> **Try it**: Select, from the data, each line where "this" occurs.

> **Dataset entries**:
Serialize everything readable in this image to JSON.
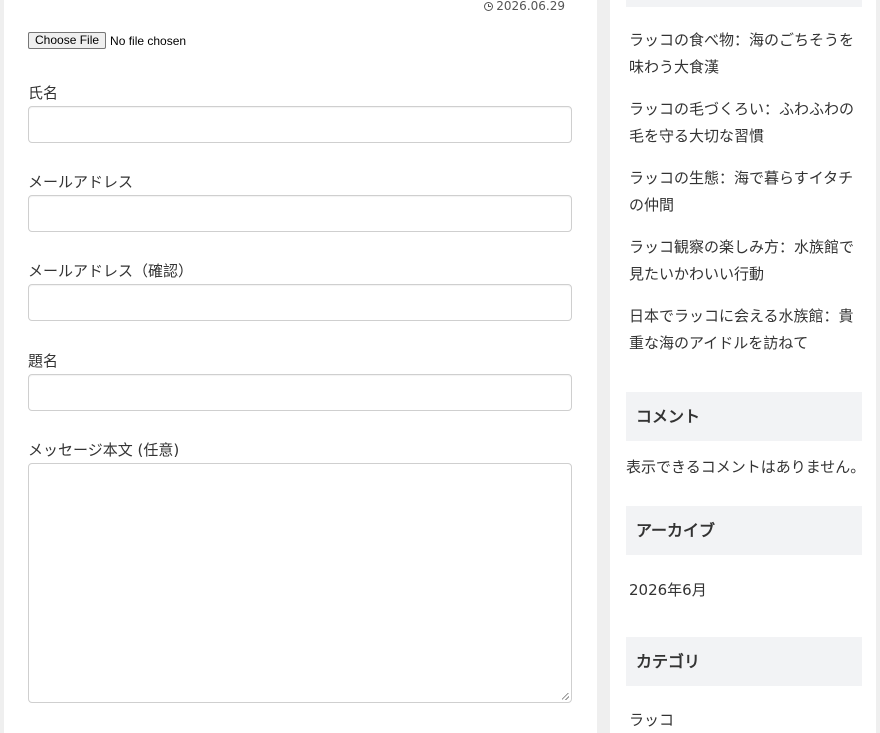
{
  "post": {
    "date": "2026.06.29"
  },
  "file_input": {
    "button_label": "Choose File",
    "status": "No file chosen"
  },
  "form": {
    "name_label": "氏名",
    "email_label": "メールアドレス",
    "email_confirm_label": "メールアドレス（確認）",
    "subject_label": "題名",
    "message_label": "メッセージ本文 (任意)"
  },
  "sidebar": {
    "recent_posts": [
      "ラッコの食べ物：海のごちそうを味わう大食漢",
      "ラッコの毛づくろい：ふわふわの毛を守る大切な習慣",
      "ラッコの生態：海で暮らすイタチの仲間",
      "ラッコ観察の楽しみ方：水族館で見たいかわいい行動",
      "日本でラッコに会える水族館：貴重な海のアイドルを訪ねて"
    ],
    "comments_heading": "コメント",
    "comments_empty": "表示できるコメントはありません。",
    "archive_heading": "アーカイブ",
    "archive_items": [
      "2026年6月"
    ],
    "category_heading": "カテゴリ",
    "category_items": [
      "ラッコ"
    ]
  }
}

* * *

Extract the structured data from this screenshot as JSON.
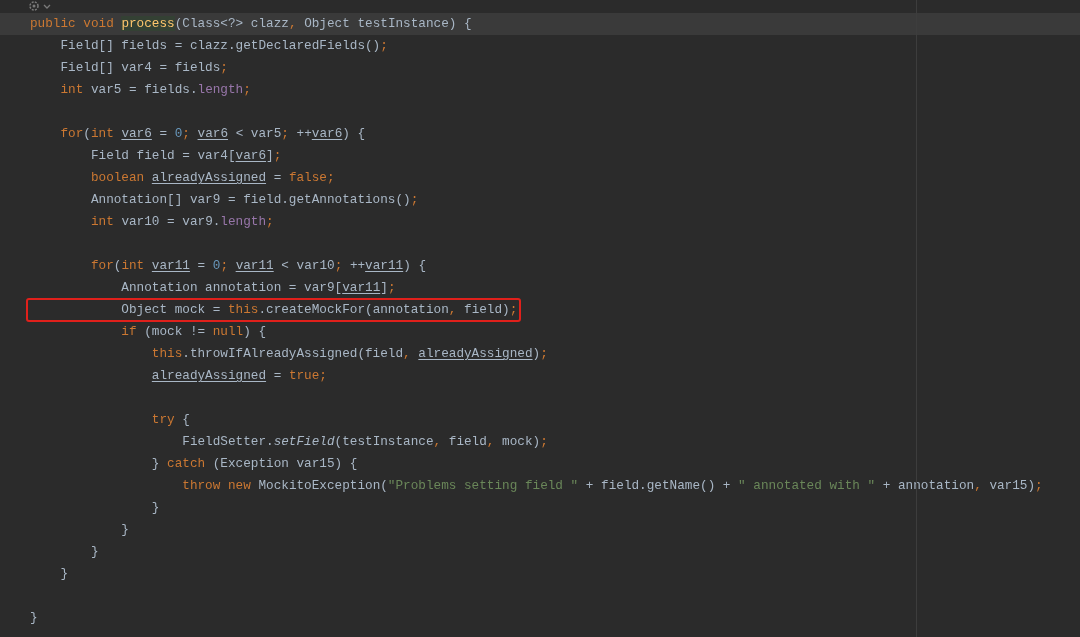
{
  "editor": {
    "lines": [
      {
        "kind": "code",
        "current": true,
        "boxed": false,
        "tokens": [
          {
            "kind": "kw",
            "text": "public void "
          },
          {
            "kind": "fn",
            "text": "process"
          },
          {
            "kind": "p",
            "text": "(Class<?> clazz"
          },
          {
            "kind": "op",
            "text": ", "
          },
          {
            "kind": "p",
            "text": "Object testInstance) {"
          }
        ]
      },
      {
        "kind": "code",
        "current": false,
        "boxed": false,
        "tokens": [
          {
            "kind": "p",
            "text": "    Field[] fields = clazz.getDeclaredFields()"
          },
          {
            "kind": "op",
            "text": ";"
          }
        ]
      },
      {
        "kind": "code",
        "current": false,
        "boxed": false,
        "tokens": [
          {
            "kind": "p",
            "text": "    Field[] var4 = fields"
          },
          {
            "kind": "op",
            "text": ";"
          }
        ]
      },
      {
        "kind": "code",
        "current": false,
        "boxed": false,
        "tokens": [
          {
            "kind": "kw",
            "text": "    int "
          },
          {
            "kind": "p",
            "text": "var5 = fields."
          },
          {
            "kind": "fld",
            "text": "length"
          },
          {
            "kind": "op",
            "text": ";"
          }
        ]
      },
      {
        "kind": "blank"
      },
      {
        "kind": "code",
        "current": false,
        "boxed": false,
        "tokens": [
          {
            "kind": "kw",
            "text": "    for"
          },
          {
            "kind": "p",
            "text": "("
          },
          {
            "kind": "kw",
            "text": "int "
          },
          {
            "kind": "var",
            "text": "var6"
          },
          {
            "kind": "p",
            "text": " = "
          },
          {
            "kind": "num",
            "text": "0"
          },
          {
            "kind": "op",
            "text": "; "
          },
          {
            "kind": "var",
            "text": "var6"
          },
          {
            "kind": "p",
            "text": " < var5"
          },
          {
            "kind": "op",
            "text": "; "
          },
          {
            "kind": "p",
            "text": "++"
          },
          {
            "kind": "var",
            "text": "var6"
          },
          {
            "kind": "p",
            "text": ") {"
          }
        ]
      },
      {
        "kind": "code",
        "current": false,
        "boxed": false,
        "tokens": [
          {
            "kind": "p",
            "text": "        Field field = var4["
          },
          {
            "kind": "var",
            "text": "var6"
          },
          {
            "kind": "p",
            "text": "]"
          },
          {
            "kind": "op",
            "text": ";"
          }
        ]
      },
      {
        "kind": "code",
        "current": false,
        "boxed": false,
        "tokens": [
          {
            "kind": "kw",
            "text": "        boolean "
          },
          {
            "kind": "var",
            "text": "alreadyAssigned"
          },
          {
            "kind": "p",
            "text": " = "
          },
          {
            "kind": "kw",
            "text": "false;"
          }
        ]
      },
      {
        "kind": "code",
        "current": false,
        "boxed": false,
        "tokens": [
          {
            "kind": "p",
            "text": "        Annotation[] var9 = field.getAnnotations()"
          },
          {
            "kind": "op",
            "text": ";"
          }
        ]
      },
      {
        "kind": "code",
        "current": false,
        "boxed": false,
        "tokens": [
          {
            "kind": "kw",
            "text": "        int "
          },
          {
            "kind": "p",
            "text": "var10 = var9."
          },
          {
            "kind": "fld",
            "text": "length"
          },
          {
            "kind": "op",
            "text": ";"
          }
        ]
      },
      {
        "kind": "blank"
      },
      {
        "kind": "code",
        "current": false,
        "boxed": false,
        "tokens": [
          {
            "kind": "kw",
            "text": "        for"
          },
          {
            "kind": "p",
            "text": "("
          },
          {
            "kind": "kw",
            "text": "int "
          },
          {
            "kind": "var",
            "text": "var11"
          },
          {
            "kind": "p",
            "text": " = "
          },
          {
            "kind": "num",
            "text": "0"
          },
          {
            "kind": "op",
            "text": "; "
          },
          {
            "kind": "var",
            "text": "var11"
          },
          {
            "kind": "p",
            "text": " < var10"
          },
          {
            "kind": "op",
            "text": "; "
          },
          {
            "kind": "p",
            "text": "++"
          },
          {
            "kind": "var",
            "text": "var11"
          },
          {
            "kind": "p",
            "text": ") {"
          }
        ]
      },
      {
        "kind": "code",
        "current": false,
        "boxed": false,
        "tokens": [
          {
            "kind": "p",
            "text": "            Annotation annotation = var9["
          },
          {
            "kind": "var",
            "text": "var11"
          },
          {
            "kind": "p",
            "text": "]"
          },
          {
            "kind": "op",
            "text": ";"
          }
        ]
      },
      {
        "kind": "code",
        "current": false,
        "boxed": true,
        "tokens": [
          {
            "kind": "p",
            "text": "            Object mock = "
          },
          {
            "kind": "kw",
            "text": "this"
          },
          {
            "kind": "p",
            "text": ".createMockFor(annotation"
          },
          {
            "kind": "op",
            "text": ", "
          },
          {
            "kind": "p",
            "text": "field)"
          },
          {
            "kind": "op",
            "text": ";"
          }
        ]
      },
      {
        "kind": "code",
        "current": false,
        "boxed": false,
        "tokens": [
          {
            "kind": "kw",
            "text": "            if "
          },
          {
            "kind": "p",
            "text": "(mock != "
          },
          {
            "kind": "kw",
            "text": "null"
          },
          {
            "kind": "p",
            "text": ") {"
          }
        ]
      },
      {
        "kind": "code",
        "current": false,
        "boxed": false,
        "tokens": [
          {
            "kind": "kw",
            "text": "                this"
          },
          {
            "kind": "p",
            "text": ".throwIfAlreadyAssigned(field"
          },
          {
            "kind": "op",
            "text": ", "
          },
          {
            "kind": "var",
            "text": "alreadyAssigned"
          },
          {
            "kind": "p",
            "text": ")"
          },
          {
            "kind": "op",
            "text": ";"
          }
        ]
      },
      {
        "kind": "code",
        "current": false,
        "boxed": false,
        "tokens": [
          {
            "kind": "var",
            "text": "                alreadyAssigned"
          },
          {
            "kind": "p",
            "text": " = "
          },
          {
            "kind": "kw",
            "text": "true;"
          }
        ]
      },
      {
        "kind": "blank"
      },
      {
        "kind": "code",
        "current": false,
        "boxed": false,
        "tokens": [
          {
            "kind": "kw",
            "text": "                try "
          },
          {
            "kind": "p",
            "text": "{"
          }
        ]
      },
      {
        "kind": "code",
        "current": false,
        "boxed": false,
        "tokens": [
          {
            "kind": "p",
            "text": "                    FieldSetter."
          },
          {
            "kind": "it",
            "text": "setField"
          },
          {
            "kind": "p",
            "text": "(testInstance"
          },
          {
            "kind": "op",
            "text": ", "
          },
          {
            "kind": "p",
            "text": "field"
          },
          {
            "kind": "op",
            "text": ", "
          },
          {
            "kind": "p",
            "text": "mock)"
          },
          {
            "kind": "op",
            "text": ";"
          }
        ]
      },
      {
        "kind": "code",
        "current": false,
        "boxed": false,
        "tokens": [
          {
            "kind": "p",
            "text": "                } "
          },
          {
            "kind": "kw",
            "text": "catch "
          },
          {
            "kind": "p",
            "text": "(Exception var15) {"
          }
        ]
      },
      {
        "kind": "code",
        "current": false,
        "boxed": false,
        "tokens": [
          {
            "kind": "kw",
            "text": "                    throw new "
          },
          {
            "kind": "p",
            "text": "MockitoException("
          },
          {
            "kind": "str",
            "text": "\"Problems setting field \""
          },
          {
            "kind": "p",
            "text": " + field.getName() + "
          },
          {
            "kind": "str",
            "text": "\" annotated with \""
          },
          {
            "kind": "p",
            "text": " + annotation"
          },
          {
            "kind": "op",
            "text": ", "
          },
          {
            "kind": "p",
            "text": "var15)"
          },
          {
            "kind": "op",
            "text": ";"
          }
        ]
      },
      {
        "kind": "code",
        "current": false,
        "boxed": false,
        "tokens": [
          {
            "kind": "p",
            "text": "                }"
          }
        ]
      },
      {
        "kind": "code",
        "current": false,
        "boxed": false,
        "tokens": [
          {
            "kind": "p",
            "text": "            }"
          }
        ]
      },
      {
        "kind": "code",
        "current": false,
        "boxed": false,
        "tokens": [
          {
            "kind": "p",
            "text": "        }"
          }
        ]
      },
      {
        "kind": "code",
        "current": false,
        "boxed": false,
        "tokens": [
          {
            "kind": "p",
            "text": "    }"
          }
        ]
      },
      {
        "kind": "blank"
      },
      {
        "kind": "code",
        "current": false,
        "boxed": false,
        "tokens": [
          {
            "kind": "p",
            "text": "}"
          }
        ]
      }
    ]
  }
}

> **Task answer**:
Serialize everything readable in this image to JSON.
Extract the structured data from this screenshot as JSON.
            "text": "this"
            "text": "                this"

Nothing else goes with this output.